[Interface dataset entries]
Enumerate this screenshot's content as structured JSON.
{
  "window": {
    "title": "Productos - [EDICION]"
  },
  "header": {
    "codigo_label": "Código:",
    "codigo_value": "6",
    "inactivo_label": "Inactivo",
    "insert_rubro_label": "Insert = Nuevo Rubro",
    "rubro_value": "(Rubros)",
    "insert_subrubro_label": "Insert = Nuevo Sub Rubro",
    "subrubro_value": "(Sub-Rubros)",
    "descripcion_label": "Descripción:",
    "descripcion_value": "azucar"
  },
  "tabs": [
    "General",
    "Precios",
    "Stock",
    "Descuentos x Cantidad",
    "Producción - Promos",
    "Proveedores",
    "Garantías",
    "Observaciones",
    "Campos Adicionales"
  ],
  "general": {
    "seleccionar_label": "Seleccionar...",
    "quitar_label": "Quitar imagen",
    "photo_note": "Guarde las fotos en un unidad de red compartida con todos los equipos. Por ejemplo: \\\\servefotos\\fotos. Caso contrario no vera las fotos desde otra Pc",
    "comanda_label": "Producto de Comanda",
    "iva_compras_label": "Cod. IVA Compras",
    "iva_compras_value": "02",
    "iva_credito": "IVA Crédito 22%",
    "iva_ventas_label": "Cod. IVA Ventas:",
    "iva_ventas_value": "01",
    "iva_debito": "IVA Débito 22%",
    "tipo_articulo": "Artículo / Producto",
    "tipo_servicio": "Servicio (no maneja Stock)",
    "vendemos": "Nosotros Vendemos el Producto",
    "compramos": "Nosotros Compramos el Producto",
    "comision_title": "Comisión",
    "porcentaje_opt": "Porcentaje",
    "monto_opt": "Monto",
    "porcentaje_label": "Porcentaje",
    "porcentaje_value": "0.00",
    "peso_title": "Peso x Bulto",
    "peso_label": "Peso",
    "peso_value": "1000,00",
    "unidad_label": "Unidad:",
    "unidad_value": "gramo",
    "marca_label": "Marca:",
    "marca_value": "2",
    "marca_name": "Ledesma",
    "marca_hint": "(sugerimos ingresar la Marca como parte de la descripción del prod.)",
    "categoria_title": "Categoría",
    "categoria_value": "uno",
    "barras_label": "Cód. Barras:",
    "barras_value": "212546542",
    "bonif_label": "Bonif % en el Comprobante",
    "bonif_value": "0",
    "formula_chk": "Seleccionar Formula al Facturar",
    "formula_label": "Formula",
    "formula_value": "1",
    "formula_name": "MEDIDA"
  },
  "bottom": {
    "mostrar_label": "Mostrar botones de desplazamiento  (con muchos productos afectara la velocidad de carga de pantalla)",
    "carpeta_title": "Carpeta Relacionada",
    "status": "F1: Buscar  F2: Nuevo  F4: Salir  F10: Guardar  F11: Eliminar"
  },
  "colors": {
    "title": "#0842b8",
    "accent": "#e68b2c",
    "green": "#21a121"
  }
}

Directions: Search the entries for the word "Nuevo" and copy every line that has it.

Your solution:
    "insert_rubro_label": "Insert = Nuevo Rubro",
    "insert_subrubro_label": "Insert = Nuevo Sub Rubro",
    "status": "F1: Buscar  F2: Nuevo  F4: Salir  F10: Guardar  F11: Eliminar"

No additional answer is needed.